_Extracted information:_
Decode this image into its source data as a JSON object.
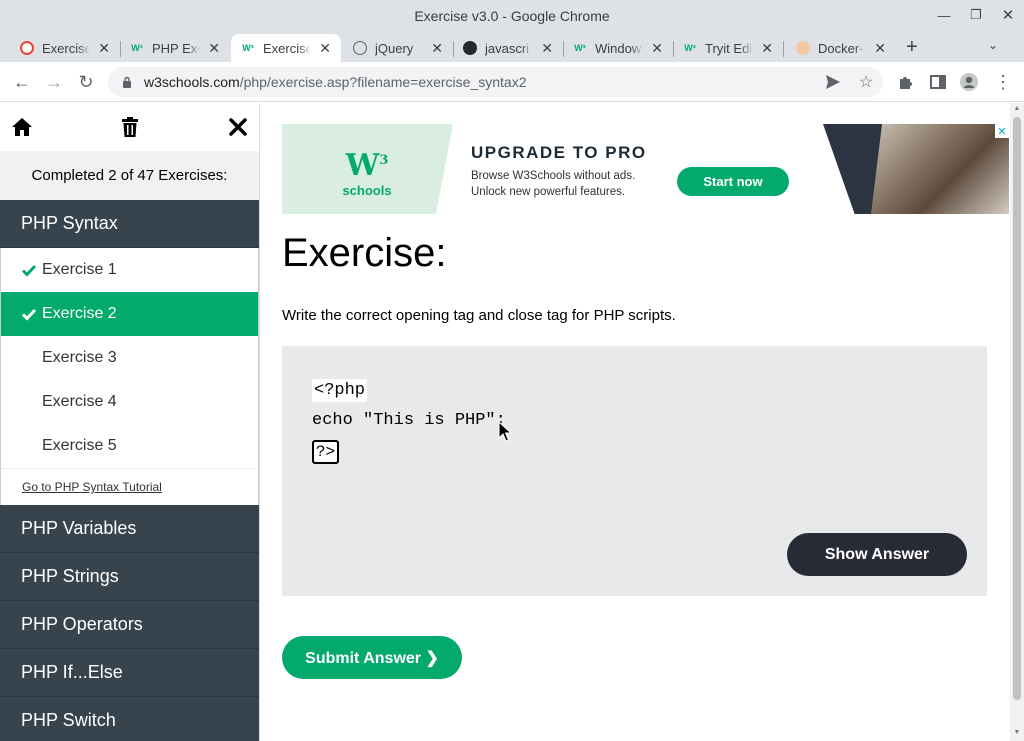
{
  "window": {
    "title": "Exercise v3.0 - Google Chrome"
  },
  "tabs": [
    {
      "label": "Exercise",
      "favicon": "circle-c-icon",
      "active": false
    },
    {
      "label": "PHP Exe",
      "favicon": "w3-icon",
      "active": false
    },
    {
      "label": "Exercise",
      "favicon": "w3-icon",
      "active": true
    },
    {
      "label": "jQuery",
      "favicon": "globe-icon",
      "active": false
    },
    {
      "label": "javascri",
      "favicon": "github-icon",
      "active": false
    },
    {
      "label": "Window",
      "favicon": "w3-icon",
      "active": false
    },
    {
      "label": "Tryit Edi",
      "favicon": "w3-icon",
      "active": false
    },
    {
      "label": "Docker-",
      "favicon": "avatar-icon",
      "active": false
    }
  ],
  "address": {
    "host": "w3schools.com",
    "path": "/php/exercise.asp?filename=exercise_syntax2"
  },
  "sidebar": {
    "completed_text": "Completed 2 of 47 Exercises:",
    "current_section": "PHP Syntax",
    "exercises": [
      {
        "label": "Exercise 1",
        "done": true,
        "active": false
      },
      {
        "label": "Exercise 2",
        "done": true,
        "active": true
      },
      {
        "label": "Exercise 3",
        "done": false,
        "active": false
      },
      {
        "label": "Exercise 4",
        "done": false,
        "active": false
      },
      {
        "label": "Exercise 5",
        "done": false,
        "active": false
      }
    ],
    "goto_link": "Go to PHP Syntax Tutorial",
    "sections": [
      "PHP Variables",
      "PHP Strings",
      "PHP Operators",
      "PHP If...Else",
      "PHP Switch"
    ]
  },
  "ad": {
    "logo_text": "W",
    "logo_sup": "3",
    "logo_sub": "schools",
    "headline": "UPGRADE TO PRO",
    "line1": "Browse W3Schools without ads.",
    "line2": "Unlock new powerful features.",
    "cta": "Start now",
    "close": "✕"
  },
  "exercise": {
    "title": "Exercise:",
    "description": "Write the correct opening tag and close tag for PHP scripts.",
    "code_line1": "<?php",
    "code_line2": "echo \"This is PHP\";",
    "input_value": "?>",
    "show_answer": "Show Answer",
    "submit": "Submit Answer ❯"
  },
  "colors": {
    "accent": "#04AA6D",
    "sidebar_dark": "#38444d",
    "code_bg": "#e7e9eb",
    "dark_button": "#282a35"
  }
}
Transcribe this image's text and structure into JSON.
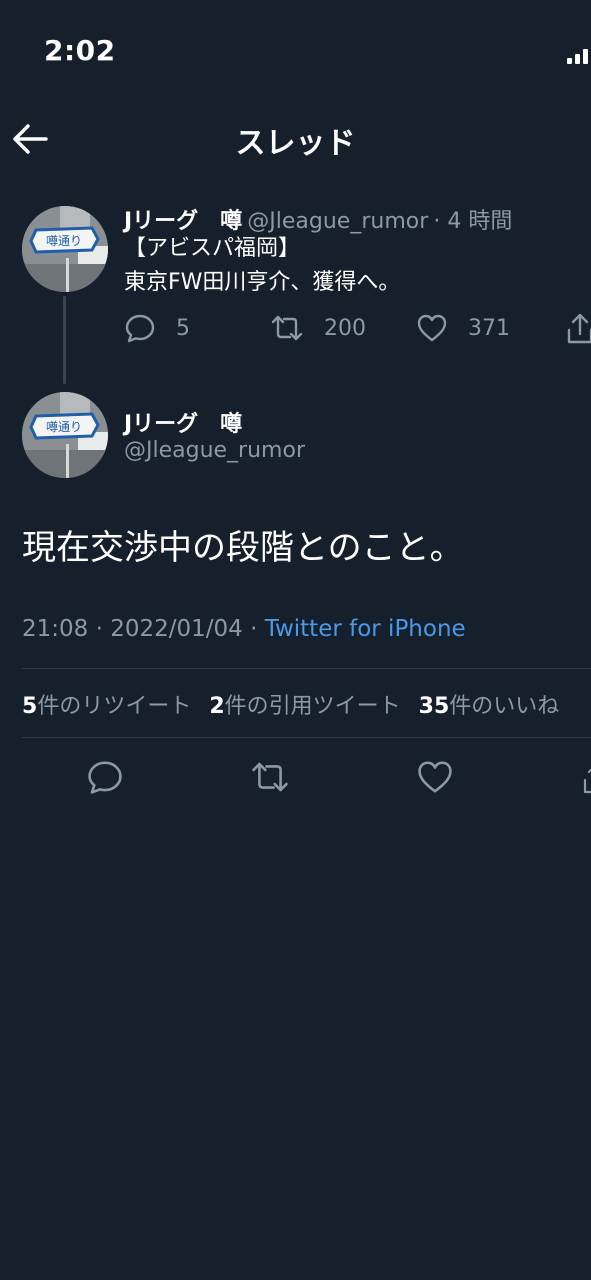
{
  "status_bar": {
    "time": "2:02"
  },
  "header": {
    "title": "スレッド"
  },
  "tweet1": {
    "name": "Jリーグ　噂",
    "handle": "@Jleague_rumor",
    "time_ago": "· 4 時間",
    "lines": [
      "【アビスパ福岡】",
      "東京FW田川亨介、獲得へ。"
    ],
    "replies": "5",
    "retweets": "200",
    "likes": "371"
  },
  "tweet2": {
    "name": "Jリーグ　噂",
    "handle": "@Jleague_rumor",
    "text": "現在交渉中の段階とのこと。",
    "timestamp": "21:08 · 2022/01/04 · ",
    "source": "Twitter for iPhone",
    "stats": [
      {
        "count": "5",
        "label": "件のリツイート"
      },
      {
        "count": "2",
        "label": "件の引用ツイート"
      },
      {
        "count": "35",
        "label": "件のいいね"
      }
    ],
    "avatar_sign": "噂通り"
  },
  "colors": {
    "background": "#16202c",
    "muted": "#8b98a5",
    "link": "#4a99e9"
  },
  "icons": [
    "back-arrow-icon",
    "reply-icon",
    "retweet-icon",
    "like-icon",
    "share-icon",
    "signal-icon"
  ]
}
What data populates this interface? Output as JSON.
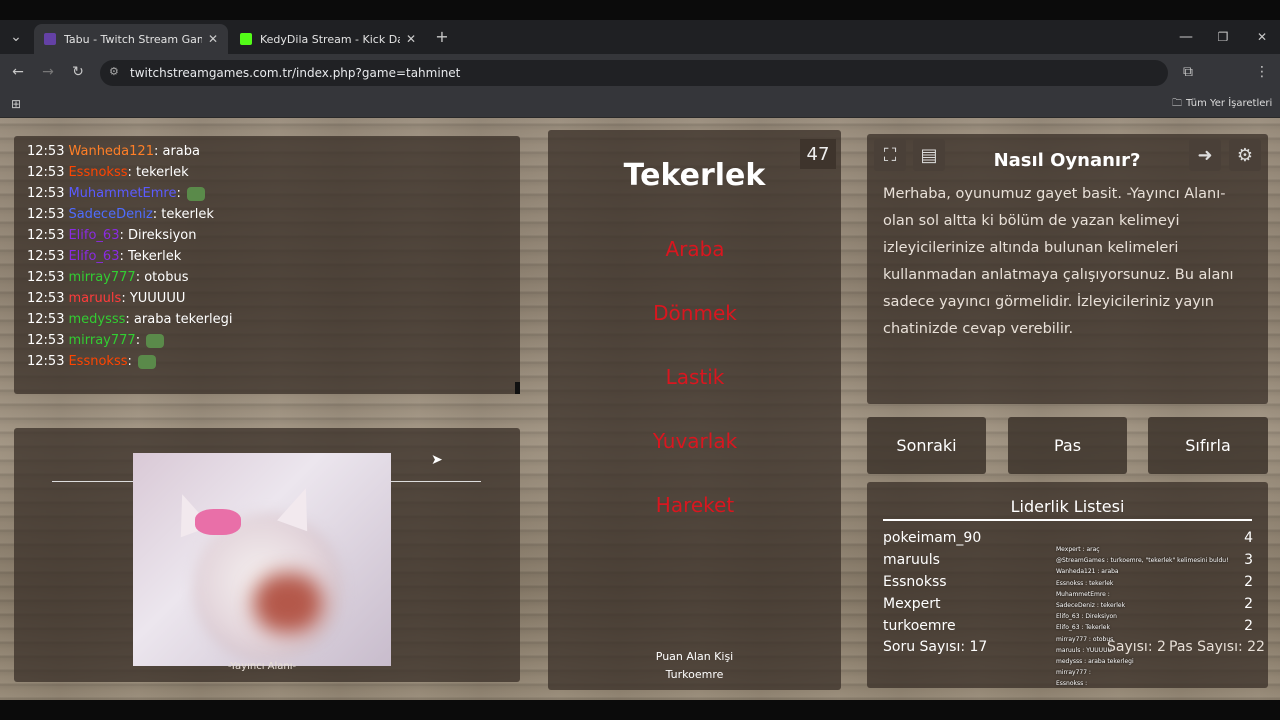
{
  "browser": {
    "tabs": [
      {
        "label": "Tabu - Twitch Stream Games",
        "active": true
      },
      {
        "label": "KedyDila Stream - Kick Dashboard",
        "active": false
      }
    ],
    "new_tab": "+",
    "url": "twitchstreamgames.com.tr/index.php?game=tahminet",
    "bookmarks_label": "Tüm Yer İşaretleri",
    "window_controls": {
      "minimize": "—",
      "restore": "❐",
      "close": "✕"
    }
  },
  "chat": {
    "lines": [
      {
        "time": "12:53",
        "user": "Wanheda121",
        "color": "#ff7f27",
        "message": "araba"
      },
      {
        "time": "12:53",
        "user": "Essnokss",
        "color": "#ff4500",
        "message": "tekerlek"
      },
      {
        "time": "12:53",
        "user": "MuhammetEmre",
        "color": "#5b5bff",
        "message": ""
      },
      {
        "time": "12:53",
        "user": "SadeceDeniz",
        "color": "#4f6cff",
        "message": "tekerlek"
      },
      {
        "time": "12:53",
        "user": "Elifo_63",
        "color": "#8a2be2",
        "message": "Direksiyon"
      },
      {
        "time": "12:53",
        "user": "Elifo_63",
        "color": "#8a2be2",
        "message": "Tekerlek"
      },
      {
        "time": "12:53",
        "user": "mirray777",
        "color": "#32cd32",
        "message": "otobus"
      },
      {
        "time": "12:53",
        "user": "maruuls",
        "color": "#ff3b3b",
        "message": "YUUUUU"
      },
      {
        "time": "12:53",
        "user": "medysss",
        "color": "#32cd32",
        "message": "araba tekerlegi"
      },
      {
        "time": "12:53",
        "user": "mirray777",
        "color": "#32cd32",
        "message": ""
      },
      {
        "time": "12:53",
        "user": "Essnokss",
        "color": "#ff4500",
        "message": ""
      }
    ]
  },
  "streamer": {
    "caption": "-Yayıncı Alanı-"
  },
  "game": {
    "timer": "47",
    "main_word": "Tekerlek",
    "forbidden_words": [
      "Araba",
      "Dönmek",
      "Lastik",
      "Yuvarlak",
      "Hareket"
    ],
    "scorer_label": "Puan Alan Kişi",
    "scorer_name": "Turkoemre"
  },
  "howto": {
    "title": "Nasıl Oynanır?",
    "text": "Merhaba, oyunumuz gayet basit. -Yayıncı Alanı- olan sol altta ki bölüm de yazan kelimeyi izleyicilerinize altında bulunan kelimeleri kullanmadan anlatmaya çalışıyorsunuz. Bu alanı sadece yayıncı görmelidir. İzleyicileriniz yayın chatinizde cevap verebilir."
  },
  "buttons": {
    "next": "Sonraki",
    "pass": "Pas",
    "reset": "Sıfırla"
  },
  "leaderboard": {
    "title": "Liderlik Listesi",
    "rows": [
      {
        "name": "pokeimam_90",
        "score": "4"
      },
      {
        "name": "maruuls",
        "score": "3"
      },
      {
        "name": "Essnokss",
        "score": "2"
      },
      {
        "name": "Mexpert",
        "score": "2"
      },
      {
        "name": "turkoemre",
        "score": "2"
      }
    ],
    "question_count": "Soru Sayısı: 17",
    "correct_count": "Sayısı: 2",
    "pass_count": "Pas Sayısı: 22"
  },
  "overlay_chat": {
    "lines": [
      "Mexpert : araç",
      "@StreamGames : turkoemre, \"tekerlek\" kelimesini buldu!",
      "Wanheda121 : araba",
      "Essnokss : tekerlek",
      "MuhammetEmre :",
      "SadeceDeniz : tekerlek",
      "Elifo_63 : Direksiyon",
      "Elifo_63 : Tekerlek",
      "mirray777 : otobus",
      "maruuls : YUUUUU",
      "medysss : araba tekerlegi",
      "mirray777 :",
      "Essnokss :"
    ]
  }
}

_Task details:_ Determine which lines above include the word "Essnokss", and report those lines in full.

_Output of the exercise:_
        "user": "Essnokss",
        "user": "Essnokss",
        "name": "Essnokss",
      "Essnokss : tekerlek",
      "Essnokss :"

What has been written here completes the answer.